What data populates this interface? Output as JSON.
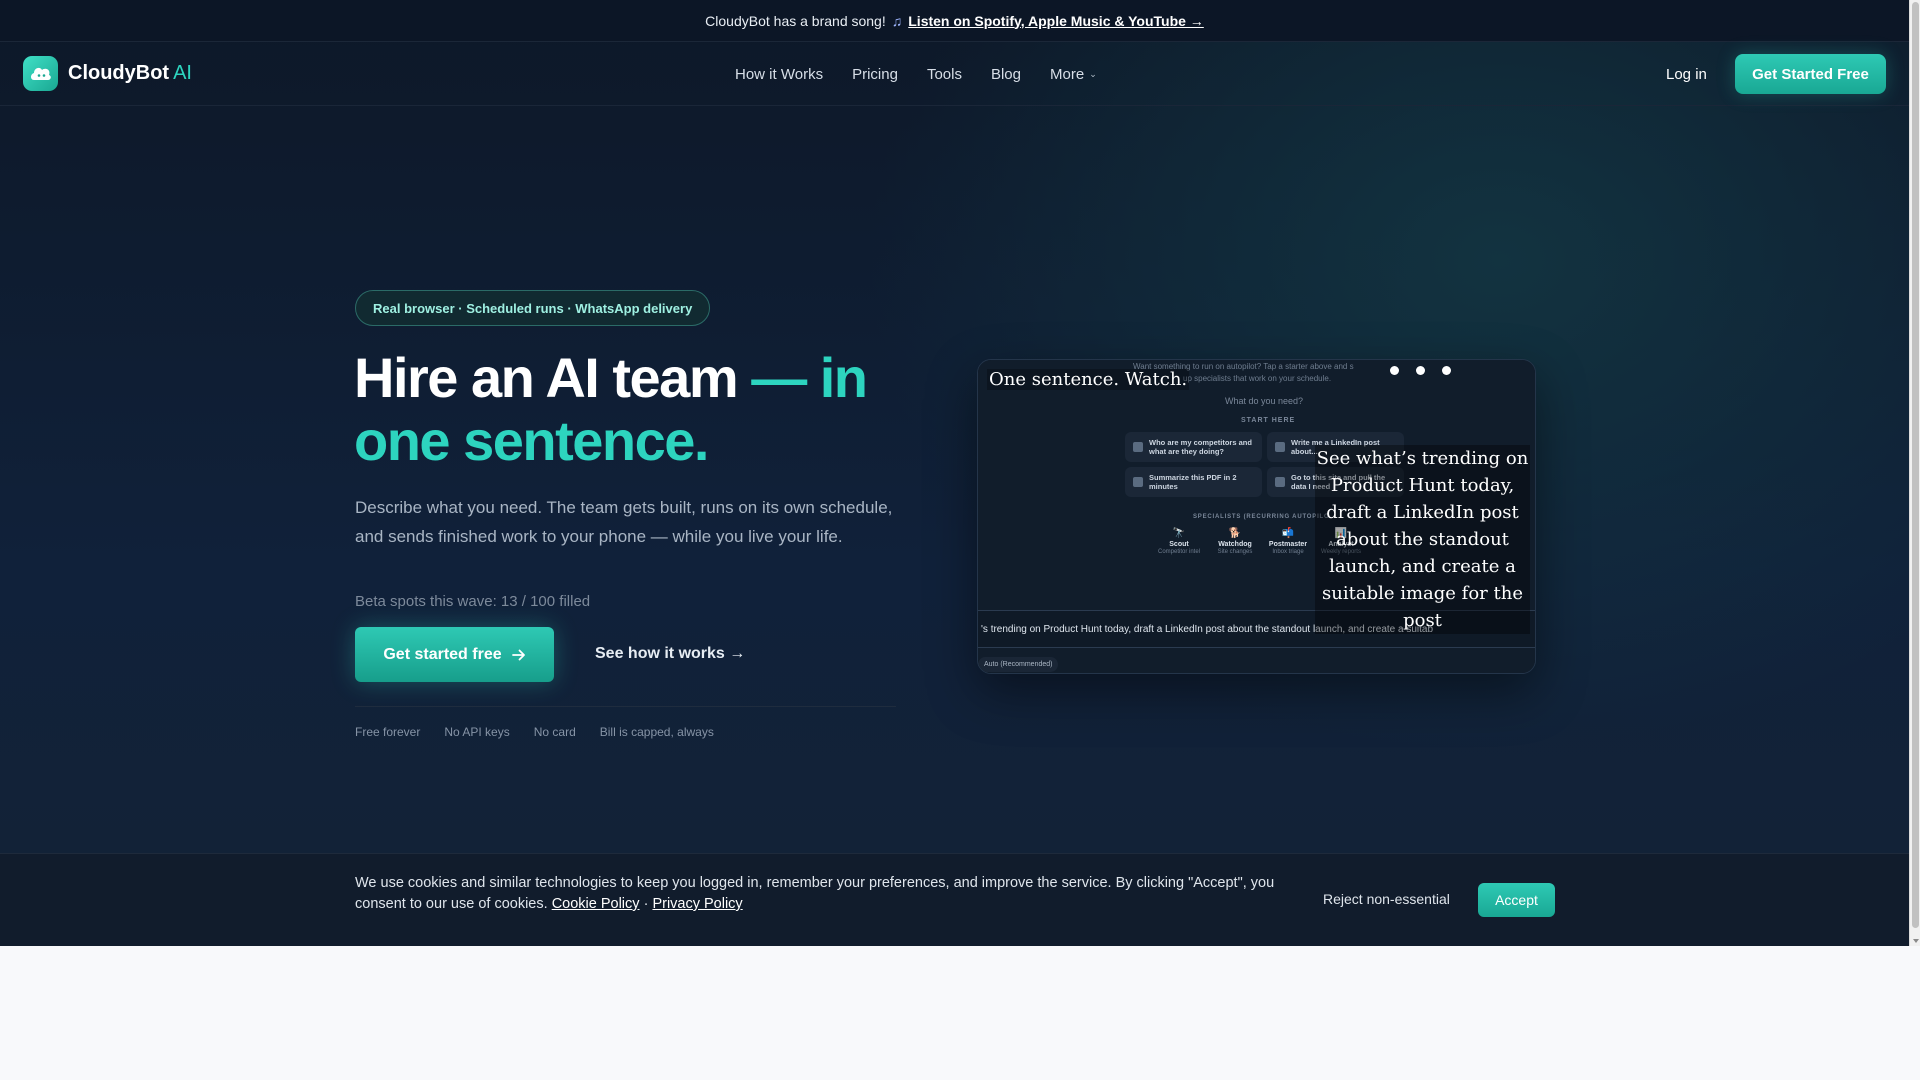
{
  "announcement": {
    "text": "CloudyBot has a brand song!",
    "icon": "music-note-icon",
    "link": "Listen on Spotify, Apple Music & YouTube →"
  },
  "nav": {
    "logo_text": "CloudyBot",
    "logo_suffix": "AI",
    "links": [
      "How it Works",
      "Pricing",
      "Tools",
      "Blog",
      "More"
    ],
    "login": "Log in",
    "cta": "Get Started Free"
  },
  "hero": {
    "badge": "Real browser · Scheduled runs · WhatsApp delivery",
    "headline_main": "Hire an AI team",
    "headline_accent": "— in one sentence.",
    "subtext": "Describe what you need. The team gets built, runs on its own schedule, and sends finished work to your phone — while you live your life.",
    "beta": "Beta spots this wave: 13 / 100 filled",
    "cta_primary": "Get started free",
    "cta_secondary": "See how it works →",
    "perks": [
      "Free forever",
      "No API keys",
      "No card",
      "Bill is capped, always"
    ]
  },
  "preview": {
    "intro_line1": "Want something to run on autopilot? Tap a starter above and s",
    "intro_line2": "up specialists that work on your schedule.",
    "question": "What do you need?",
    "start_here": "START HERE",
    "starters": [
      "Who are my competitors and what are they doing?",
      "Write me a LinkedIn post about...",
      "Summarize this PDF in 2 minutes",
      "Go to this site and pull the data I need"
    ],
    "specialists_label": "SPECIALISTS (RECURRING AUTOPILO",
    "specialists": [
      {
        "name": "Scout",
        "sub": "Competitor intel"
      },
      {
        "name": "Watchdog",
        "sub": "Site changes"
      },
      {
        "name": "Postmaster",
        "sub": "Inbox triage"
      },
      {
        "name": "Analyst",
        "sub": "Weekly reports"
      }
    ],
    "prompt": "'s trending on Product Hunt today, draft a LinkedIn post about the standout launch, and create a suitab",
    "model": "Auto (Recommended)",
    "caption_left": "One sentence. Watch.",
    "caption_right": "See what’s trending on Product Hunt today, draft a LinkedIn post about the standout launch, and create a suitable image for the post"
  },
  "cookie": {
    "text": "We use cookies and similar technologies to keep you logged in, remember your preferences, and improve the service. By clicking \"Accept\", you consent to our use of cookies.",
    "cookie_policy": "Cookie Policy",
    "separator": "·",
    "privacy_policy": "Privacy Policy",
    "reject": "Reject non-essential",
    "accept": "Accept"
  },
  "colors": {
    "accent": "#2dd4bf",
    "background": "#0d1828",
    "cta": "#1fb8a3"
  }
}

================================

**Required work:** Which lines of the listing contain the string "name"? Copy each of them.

**Response:**
        "name": "Scout",
        "name": "Watchdog",
        "name": "Postmaster",
        "name": "Analyst",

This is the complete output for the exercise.